-- EXERCISE PROMPT --
What is wanted is an exact copy of all the entries.
■ ■ ■
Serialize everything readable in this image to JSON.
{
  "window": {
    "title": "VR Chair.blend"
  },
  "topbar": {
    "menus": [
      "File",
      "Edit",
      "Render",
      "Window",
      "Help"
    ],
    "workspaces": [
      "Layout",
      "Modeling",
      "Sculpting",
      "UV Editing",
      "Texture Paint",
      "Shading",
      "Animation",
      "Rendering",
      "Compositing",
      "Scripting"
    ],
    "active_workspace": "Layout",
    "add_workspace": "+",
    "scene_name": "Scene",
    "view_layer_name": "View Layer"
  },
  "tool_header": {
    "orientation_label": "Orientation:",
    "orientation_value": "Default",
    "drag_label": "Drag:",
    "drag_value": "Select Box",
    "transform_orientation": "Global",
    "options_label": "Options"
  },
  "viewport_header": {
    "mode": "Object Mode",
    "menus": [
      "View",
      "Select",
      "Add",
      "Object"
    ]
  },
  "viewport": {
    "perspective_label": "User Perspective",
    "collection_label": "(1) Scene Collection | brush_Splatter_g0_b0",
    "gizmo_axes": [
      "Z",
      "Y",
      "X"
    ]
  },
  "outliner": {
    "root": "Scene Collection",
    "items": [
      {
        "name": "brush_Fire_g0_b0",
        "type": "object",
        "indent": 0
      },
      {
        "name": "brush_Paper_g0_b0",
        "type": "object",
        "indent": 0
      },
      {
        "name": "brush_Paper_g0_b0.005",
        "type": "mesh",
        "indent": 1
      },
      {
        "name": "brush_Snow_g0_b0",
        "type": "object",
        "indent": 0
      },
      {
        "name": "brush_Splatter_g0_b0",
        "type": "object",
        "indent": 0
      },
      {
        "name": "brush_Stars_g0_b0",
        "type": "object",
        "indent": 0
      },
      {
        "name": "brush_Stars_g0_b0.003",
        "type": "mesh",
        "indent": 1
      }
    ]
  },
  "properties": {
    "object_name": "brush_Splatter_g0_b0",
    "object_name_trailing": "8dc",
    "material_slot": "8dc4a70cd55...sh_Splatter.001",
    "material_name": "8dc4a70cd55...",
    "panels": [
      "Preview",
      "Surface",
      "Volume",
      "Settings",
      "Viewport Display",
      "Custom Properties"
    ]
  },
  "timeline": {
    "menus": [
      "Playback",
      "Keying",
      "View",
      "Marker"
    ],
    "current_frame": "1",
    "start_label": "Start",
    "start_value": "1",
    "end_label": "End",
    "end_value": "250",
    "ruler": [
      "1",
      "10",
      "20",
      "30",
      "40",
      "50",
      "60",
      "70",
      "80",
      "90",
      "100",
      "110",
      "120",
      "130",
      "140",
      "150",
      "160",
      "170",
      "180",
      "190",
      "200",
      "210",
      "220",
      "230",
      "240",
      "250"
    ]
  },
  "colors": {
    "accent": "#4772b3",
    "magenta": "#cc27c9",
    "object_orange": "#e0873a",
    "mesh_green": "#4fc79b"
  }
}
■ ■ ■
-- TASK OUTPUT --
Serialize everything readable in this image to JSON.
{
  "window": {
    "title": "VR Chair.blend"
  },
  "topbar": {
    "menus": [
      "File",
      "Edit",
      "Render",
      "Window",
      "Help"
    ],
    "workspaces": [
      "Layout",
      "Modeling",
      "Sculpting",
      "UV Editing",
      "Texture Paint",
      "Shading",
      "Animation",
      "Rendering",
      "Compositing",
      "Scripting"
    ],
    "active_workspace": "Layout",
    "add_workspace": "+",
    "scene_name": "Scene",
    "view_layer_name": "View Layer"
  },
  "tool_header": {
    "orientation_label": "Orientation:",
    "orientation_value": "Default",
    "drag_label": "Drag:",
    "drag_value": "Select Box",
    "transform_orientation": "Global",
    "options_label": "Options"
  },
  "viewport_header": {
    "mode": "Object Mode",
    "menus": [
      "View",
      "Select",
      "Add",
      "Object"
    ]
  },
  "viewport": {
    "perspective_label": "User Perspective",
    "collection_label": "(1) Scene Collection | brush_Splatter_g0_b0",
    "gizmo_axes": [
      "Z",
      "Y",
      "X"
    ]
  },
  "outliner": {
    "root": "Scene Collection",
    "items": [
      {
        "name": "brush_Fire_g0_b0",
        "type": "object",
        "indent": 0
      },
      {
        "name": "brush_Paper_g0_b0",
        "type": "object",
        "indent": 0
      },
      {
        "name": "brush_Paper_g0_b0.005",
        "type": "mesh",
        "indent": 1
      },
      {
        "name": "brush_Snow_g0_b0",
        "type": "object",
        "indent": 0
      },
      {
        "name": "brush_Splatter_g0_b0",
        "type": "object",
        "indent": 0
      },
      {
        "name": "brush_Stars_g0_b0",
        "type": "object",
        "indent": 0
      },
      {
        "name": "brush_Stars_g0_b0.003",
        "type": "mesh",
        "indent": 1
      }
    ]
  },
  "properties": {
    "object_name": "brush_Splatter_g0_b0",
    "object_name_trailing": "8dc",
    "material_slot": "8dc4a70cd55...sh_Splatter.001",
    "material_name": "8dc4a70cd55...",
    "panels": [
      "Preview",
      "Surface",
      "Volume",
      "Settings",
      "Viewport Display",
      "Custom Properties"
    ]
  },
  "timeline": {
    "menus": [
      "Playback",
      "Keying",
      "View",
      "Marker"
    ],
    "current_frame": "1",
    "start_label": "Start",
    "start_value": "1",
    "end_label": "End",
    "end_value": "250",
    "ruler": [
      "1",
      "10",
      "20",
      "30",
      "40",
      "50",
      "60",
      "70",
      "80",
      "90",
      "100",
      "110",
      "120",
      "130",
      "140",
      "150",
      "160",
      "170",
      "180",
      "190",
      "200",
      "210",
      "220",
      "230",
      "240",
      "250"
    ]
  },
  "colors": {
    "accent": "#4772b3",
    "magenta": "#cc27c9",
    "object_orange": "#e0873a",
    "mesh_green": "#4fc79b"
  }
}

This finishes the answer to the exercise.